Tuesday, August 24, 2010
Pinch me, is this for REAL?
For those of you reading this who already know me, it is no surprise to read about my love of the bicycle. I have spent countless hours riding for sport, hobby, transportation, physical and emotional empowerment, as well as just plain FUN! Through bicycling, I have met so many fantastic people, made best friends, and even met my soon to be husband. Who would have thought this 2 wheeled contraption would have such a significant impact in my life?
Oh, it's not just me. Ask anyone who is truly PASSIONATE about cycling in ANY capacity, and they will have some significant moments shared with others (or themselves) on the bike. From toiling 100+ miles day after day in the mountains to tooling through the park on a sunny day, the stories are plentiful.
However, in the USA, we are a minority. It IS a growing subculture with lots of bicycle advocacy groups and it seems to be moving in a positive direction. But still there is a long way to go!
When I lived in San Francisco, I CHOSE to bike commute. Why not? I had no reason not to. Yes, I was fortunate to have showers at work and it was actually quicker than taking public transportation. Certainly cheaper than driving, non polluting, as well as burned a few extra calories and got my blood flowing even when I felt tired. A "no brainer". However, it came with some risks. I was "car doored" a handful of times, escaped numerous driver not looking maneuvers, and even hit by a taxi. I quickly became a "road warrior". I learned to always anticipate the worst. Never assume.

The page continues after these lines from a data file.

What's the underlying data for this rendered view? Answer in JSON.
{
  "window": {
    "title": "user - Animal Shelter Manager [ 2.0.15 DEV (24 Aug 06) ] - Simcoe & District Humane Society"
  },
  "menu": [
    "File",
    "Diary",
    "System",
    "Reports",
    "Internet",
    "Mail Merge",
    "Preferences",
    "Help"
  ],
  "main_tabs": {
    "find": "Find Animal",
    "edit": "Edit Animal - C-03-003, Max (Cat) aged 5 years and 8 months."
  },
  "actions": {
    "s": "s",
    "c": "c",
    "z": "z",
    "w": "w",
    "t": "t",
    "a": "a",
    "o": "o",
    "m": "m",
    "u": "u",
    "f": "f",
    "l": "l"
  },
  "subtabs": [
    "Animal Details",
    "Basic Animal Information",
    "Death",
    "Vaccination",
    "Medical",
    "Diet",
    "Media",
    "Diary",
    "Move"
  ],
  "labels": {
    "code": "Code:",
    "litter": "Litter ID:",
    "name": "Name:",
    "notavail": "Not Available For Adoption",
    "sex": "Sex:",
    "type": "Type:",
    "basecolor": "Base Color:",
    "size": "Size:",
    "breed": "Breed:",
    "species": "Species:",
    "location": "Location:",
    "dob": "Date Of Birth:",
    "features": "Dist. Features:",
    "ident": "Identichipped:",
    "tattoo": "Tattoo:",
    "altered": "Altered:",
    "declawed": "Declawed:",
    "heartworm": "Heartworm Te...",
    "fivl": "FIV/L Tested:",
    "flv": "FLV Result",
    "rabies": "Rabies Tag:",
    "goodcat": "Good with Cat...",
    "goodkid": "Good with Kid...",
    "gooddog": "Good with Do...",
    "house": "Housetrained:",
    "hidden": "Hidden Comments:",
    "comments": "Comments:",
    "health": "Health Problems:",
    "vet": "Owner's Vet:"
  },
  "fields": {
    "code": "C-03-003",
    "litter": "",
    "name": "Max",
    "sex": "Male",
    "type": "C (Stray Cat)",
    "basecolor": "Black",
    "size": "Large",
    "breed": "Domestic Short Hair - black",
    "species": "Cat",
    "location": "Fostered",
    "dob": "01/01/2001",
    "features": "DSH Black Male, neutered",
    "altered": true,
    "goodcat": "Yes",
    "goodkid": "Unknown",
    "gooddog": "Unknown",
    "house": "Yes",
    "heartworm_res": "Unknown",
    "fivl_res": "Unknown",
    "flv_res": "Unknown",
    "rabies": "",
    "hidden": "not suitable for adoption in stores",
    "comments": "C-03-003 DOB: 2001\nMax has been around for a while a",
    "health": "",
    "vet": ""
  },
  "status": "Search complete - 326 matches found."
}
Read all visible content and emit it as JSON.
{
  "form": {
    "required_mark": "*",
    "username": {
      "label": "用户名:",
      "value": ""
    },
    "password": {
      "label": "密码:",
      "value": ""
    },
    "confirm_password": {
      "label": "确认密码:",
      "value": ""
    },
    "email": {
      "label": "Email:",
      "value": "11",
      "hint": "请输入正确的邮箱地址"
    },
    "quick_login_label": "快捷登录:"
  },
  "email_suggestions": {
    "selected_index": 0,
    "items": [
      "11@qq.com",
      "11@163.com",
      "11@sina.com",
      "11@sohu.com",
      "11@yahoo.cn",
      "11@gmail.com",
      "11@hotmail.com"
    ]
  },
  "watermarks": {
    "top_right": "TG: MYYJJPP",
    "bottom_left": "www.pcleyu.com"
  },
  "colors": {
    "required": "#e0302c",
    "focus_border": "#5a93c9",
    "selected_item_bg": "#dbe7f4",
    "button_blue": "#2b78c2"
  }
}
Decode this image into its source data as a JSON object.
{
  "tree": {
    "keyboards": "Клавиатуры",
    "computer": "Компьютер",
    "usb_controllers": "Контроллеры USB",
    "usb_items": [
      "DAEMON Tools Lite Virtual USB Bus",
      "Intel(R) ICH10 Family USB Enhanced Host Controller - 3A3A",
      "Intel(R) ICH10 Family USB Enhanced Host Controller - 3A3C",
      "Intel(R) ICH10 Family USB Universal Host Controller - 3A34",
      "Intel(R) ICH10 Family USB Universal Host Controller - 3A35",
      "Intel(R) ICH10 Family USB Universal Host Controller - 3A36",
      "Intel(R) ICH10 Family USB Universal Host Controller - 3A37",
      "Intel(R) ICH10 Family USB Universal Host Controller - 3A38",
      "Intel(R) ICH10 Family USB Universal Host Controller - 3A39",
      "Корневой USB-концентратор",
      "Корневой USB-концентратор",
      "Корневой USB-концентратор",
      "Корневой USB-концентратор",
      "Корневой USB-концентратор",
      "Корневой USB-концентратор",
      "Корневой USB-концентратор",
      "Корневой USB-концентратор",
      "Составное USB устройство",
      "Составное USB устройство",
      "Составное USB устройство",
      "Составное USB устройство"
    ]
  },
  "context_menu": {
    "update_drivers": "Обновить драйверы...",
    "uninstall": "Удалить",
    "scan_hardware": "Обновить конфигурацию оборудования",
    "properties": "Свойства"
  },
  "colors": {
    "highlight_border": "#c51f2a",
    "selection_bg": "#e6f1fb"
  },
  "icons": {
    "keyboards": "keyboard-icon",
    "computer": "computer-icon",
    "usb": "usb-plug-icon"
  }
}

Be ready for that pedestrian to dart out across the street, the car to last minute decide to turn and of course, red lights are meant to be driven through!!
Then I moved here...The land where bikes are a normal part of life. It is commonplace to see women in dresses with panniers on their "everyday" bikes, groups of retired folks going for social rides, kids commuting from school, as well as racers training all in a radius of 5km. What's most impressive is that everyone KNOWS their bike etiquette. There is no jousting for position, no screaming on your left, no snide comments such as "why do they have to ride so fast?". If you have a bell, you ring it and if not a simple "yo or halo" will suffice. It's AMAZING! I once encountered a group of 30+ retirees meandering on the bike path and as I came up, they methodically pulled to the right and let me by. How civilized!
And for those of us, who follow bike racing, here it is a RESPECTABLE sport. It ranks right up there with other professional sports. Pro racing is always broadcast on TV and every newscast will mention results of most big races. No more do I have to search for cryptic internet feed broadcasts in the middle of the night! In addition, many of the classic races take place here and can easily be driven to to by bike or car. There is never a lack of live entertainment.
Beside the pro level, amateur racing offers numerous categories and I am amazed on how well organized and attended these races are. Race promoters set up fully equipped with PA systems, motos, and immediate race results. The local police and townsfolk man the traffic control and somehow it all seems to run smoothly. The inscription is usually at a local bar or sporthall, so no porta potties are needed. Usually there are local businesses open for libations but it's not unusual to have additional Frittes/Beer stands for the fans. Families come out to support their racers as well as the locals, who set up chairs outside of their homes. Once again, it's just a normal part of life here.
Kids are encouraged early and there are plenty of programs to facilitate them. At the Zolder race circuit, they just built a BMX course and have training programs for the kids. Parents/families routinely take their kids out on bikes and they learn the rules of the road ASAP. In Limburg, most roads have bike lanes and busy streets usually will have some sort of designated crossing areas which cars abide to. Roundabouts also include the bike lane and bikes roll in with the cars. It all seems so naturally smooth. Why then is it so difficult for cars and bikes and pedestrians in America to be "friends"?
I ascertain the cultural history of biking plays a major role here but wonder why the folks in the USA can't learn from it. What better ammunition against the war on obesity as well as being a bit greener....Hmmmmm makes sense to me.
Oh well, I got to go now. Time to get the bikes ready and take the kids to their Mom's house. "come on, put on your helmets!"